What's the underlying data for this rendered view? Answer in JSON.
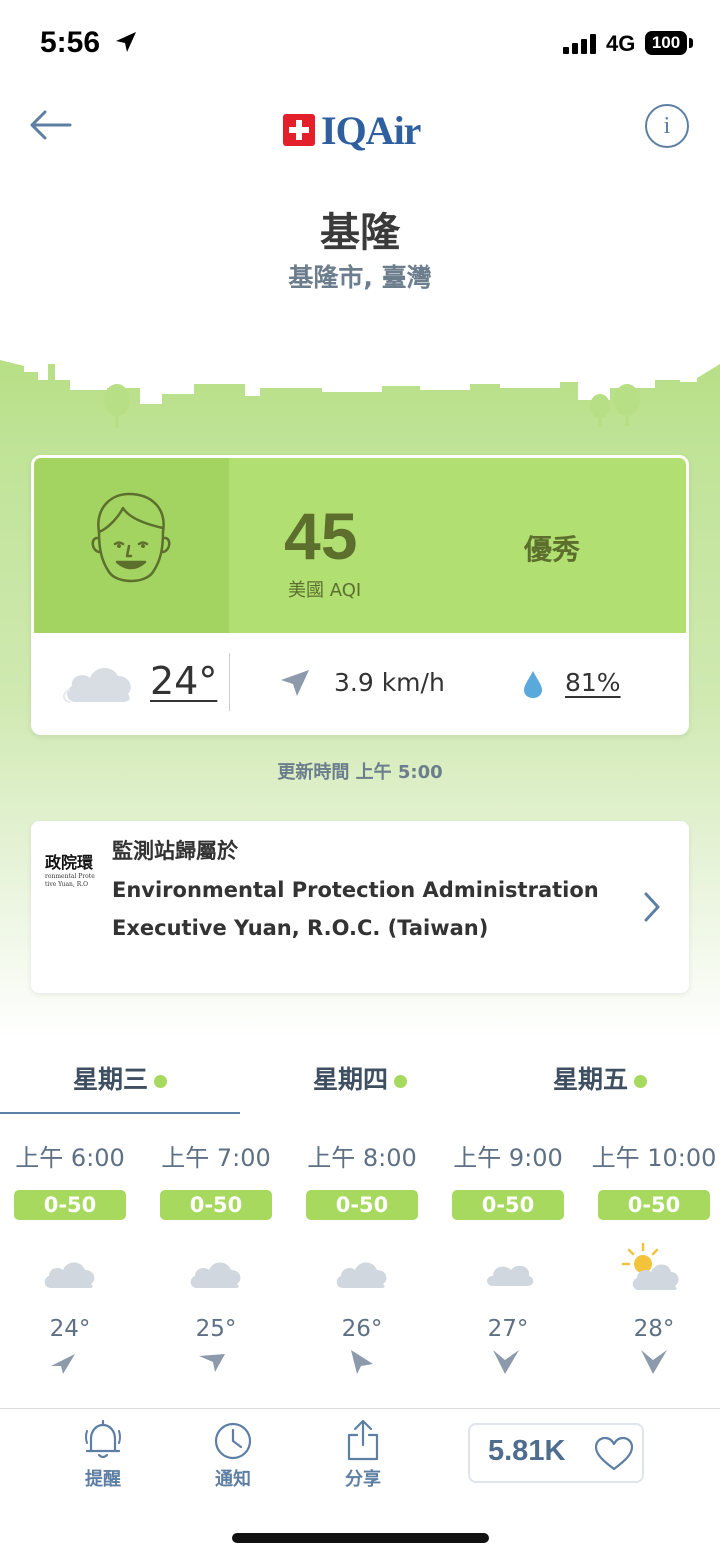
{
  "status_bar": {
    "time": "5:56",
    "network": "4G",
    "battery": "100"
  },
  "header": {
    "brand": "IQAir",
    "info_symbol": "i"
  },
  "location": {
    "city": "基隆",
    "region": "基隆市, 臺灣"
  },
  "aqi": {
    "value": "45",
    "label": "美國 AQI",
    "status": "優秀",
    "temperature": "24°",
    "wind": "3.9 km/h",
    "humidity": "81%"
  },
  "updated": "更新時間 上午 5:00",
  "station": {
    "title": "監測站歸屬於",
    "name": "Environmental Protection Administration Executive Yuan, R.O.C. (Taiwan)",
    "logo_text": "政院環",
    "logo_small_1": "ronmental Prote",
    "logo_small_2": "tive Yuan, R.O"
  },
  "tabs": [
    {
      "label": "星期三"
    },
    {
      "label": "星期四"
    },
    {
      "label": "星期五"
    }
  ],
  "hourly": [
    {
      "time": "上午 6:00",
      "range": "0-50",
      "temp": "24°",
      "weather": "cloudy-icon"
    },
    {
      "time": "上午 7:00",
      "range": "0-50",
      "temp": "25°",
      "weather": "cloudy-icon"
    },
    {
      "time": "上午 8:00",
      "range": "0-50",
      "temp": "26°",
      "weather": "cloudy-icon"
    },
    {
      "time": "上午 9:00",
      "range": "0-50",
      "temp": "27°",
      "weather": "cloud-icon"
    },
    {
      "time": "上午 10:00",
      "range": "0-50",
      "temp": "28°",
      "weather": "partly-sunny-icon"
    }
  ],
  "bottom_bar": {
    "alert": "提醒",
    "notify": "通知",
    "share": "分享",
    "likes": "5.81K"
  },
  "colors": {
    "aqi_green": "#b1df72",
    "face_green": "#a3d462",
    "badge_green": "#a6d95e",
    "text_blue": "#5d7fa3",
    "brand_red": "#e31f2a",
    "brand_blue": "#2f5f9e"
  }
}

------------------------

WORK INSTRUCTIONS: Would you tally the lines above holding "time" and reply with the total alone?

RESULT: 6